Director: Ben Sharpsteen
“Although now commonplace, creating images to interpret music was revolutionary when this audacious milestone in animation and stereophonic audio recording was conceived and executed by the Walt Disney studio to universal acclaim and astonishment.” (159, Angela Errigo, 1001 Movies You Must See Before You Die)
I have a vague memory of watching Fantasia when I was much younger but it wasn’t really one that stuck in my head for very long. I re-watched it recently and found it fairly disjointed and as Errigo says below somewhat disappointing. “Even on IMAX screens, the exhibition scene of choice for the most recent of Disney’s several anniversary restorations, recordings, and releases of their prized 1940 animation landmark, Fantasia can be disappointing because it is still a remorselessly kitsch experience, however impressive and groundbreaking an achievement.” (159)
The music is incredible, there is no denying that, but there isn’t a narrative to tie the different segments together and I think the film suffers because of that.
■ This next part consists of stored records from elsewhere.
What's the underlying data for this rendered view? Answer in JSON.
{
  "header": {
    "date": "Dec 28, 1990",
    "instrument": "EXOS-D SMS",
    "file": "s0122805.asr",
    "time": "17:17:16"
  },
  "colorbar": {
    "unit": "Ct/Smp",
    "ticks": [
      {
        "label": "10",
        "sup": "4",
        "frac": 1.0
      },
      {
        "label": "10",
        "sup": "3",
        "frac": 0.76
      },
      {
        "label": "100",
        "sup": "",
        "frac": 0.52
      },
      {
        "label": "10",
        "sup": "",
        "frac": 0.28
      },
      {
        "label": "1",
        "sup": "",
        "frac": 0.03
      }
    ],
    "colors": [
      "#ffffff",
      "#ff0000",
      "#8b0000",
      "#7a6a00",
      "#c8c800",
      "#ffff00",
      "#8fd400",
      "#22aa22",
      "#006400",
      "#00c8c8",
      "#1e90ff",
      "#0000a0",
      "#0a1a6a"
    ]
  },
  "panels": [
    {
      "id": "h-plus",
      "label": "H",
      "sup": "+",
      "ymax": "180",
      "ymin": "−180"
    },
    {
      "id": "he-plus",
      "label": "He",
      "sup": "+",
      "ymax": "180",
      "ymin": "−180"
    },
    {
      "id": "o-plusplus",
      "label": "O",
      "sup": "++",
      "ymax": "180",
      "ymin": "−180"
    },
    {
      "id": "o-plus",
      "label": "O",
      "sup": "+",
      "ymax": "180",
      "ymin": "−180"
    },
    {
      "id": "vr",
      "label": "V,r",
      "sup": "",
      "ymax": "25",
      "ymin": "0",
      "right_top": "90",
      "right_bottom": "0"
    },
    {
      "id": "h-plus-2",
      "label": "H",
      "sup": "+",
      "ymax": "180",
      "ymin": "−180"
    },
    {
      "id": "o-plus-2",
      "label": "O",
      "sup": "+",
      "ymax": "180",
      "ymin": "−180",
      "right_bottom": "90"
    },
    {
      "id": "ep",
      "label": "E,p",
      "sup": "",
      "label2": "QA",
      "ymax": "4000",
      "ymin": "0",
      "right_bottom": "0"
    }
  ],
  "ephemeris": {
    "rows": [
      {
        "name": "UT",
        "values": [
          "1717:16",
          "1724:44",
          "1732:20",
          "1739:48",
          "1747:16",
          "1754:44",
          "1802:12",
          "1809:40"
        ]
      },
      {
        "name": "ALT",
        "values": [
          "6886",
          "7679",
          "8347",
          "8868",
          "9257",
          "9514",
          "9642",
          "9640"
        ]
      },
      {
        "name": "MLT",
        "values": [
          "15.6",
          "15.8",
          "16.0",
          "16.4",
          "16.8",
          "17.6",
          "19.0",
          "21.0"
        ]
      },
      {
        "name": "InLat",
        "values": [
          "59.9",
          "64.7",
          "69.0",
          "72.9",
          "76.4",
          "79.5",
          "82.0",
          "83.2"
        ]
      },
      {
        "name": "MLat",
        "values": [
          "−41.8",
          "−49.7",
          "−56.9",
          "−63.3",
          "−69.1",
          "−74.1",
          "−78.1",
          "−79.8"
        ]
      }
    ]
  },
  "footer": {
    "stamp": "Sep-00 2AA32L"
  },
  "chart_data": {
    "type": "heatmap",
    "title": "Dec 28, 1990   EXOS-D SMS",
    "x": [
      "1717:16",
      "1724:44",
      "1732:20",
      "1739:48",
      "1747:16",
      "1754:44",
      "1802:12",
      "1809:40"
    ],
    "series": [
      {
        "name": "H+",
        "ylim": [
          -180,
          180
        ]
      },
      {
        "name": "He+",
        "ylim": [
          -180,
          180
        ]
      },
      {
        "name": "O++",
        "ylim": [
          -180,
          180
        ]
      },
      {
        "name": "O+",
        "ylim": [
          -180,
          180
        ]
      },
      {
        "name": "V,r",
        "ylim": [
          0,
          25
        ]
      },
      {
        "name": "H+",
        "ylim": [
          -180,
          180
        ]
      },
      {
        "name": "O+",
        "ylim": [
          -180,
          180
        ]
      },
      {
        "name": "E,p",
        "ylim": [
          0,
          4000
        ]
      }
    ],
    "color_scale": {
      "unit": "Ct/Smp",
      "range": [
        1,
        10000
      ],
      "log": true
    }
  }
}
It was an experiment that may have worked when it was produced in 1940 but just couldn’t stand the test in time. As the different segments were all animated by different teams there isn’t even a single cohesive visual style that could hold the film together. And some of the animation is clearly still at the time of production. Having said that there are some foreshadowing of animation that would go on to form some of Disney’s later films. The one segment that I particularly enjoyed was the one that focused on mythology as I could see aspects of design that would be honed at a later date to form the basis of Hercules (1997, Ron Clements & John Musker) which is actually one of my favourite Disney movies.
I found that the segments Errigo mentioned as having held up the best against the ravages of time (“Mickey Mouse, never more delightful than as the Sorcerer’s Apprentice desperately trying to halt the self-replicating brooms he has conjured up to do his chores, the dancing Chinese mushrooms, a darling chorus line of eyelash-batting pachyderms, the hippos in ballet tutus cavorting daintily and fleeing caped alligators […]”) are the ones that didn’t really make an impression on me. Especially the much beloved Sorcerer’s Apprentice segment with Mickey Mouse but then I have never really found Mikey Mouse a sympathetic character. There is of course the exception of the dancing hippos because those are amazing!
It’s not one that I would watch again – mainly because I found the lack of narrative created a fractured film. It would work as a series of videos that would be amusing to watch as stand alone shorts but put them together and for me it just all falls apart.